Many amateur and professional cooks bolster their creations with spices that enhance flavor. Vanilla is one of the most popular spices, but sometimes factors such as price or convenience may prevent an individual from using pure vanilla. In these cases, a number of substitution options exist, from artificial alternatives to similar spices. Closely related sweets like almond extract and maple syrup may complement some recipes. Liquor-based offerings such as rum or brandy provide another substitution option.
Vanilla is a spice made from vanilla orchid plants. The spice has become such a fixture in recipes — particularly sweet recipes — because it produces a sweet but unobtrusive flavor. As such, it blends seamlessly with many types of ingredients.

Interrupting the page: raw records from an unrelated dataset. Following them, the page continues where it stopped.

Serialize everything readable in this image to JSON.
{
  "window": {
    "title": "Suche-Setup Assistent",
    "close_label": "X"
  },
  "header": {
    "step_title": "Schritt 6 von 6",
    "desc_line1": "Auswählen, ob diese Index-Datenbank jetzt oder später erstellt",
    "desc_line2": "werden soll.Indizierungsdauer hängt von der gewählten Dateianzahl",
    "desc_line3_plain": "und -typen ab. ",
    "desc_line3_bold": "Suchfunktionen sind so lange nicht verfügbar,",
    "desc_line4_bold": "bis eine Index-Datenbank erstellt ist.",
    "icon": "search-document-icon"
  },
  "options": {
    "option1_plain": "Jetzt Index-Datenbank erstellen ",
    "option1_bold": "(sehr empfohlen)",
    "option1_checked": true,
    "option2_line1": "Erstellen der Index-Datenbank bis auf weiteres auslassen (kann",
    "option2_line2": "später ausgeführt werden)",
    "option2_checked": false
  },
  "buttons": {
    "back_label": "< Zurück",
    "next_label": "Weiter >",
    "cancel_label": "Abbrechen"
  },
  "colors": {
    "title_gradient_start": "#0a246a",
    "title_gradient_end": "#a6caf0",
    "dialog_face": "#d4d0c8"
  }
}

Perhaps the most often used form of vanilla in cooking is vanilla extract. This liquid is a combination of vanilla beans, water, and ethyl alcohol. The closest vanilla substitute one will find to vanilla extract is the vanilla bean itself. This is the pure form of vanilla and thus will retain the most intense flavor. Any other products with vanilla as a base — like vanilla sugar or vanilla paste — can mimic many of the properties of vanilla extract.
Certain substances may serve as a vanilla substitute provided they work well with the recipe at hand. Such substances possess a unique taste that may not mesh with other substances. In these cases, experimentation is best. Examples include Fiori di Sicilia, lemon juice, and almond extract. Some cooks even use tea.
A few forms of vanilla substitute provide a somewhat similar effect as vanilla, but may prove too sweet for certain palettes. Maple syrup, for example, may work well in recipes that typically feature a high amount of sweetness. Certain liquors like brandy or rum may also function well in a recipe if used in small amounts.
Many companies also market imitation vanilla products. While these products may emulate vanilla flavor, they share only a limited number of ingredients with a real vanilla bean or extract. An artificial vanilla substitute product is typically less expensive and will likely have a less intense aroma. Such products are common in ice cream, cakes, and custards.
Generally, one should use the same amount of a vanilla substitute as one would the traditional vanilla additive. For example, if a recipe suggests 1 teaspoon (5 ml) of vanilla extract, one would usually use 1 teaspoon (5 ml) of the substitute. Exceptions may be needed for stronger or flavor-variant substitutes, where slightly smaller amounts may be advisable.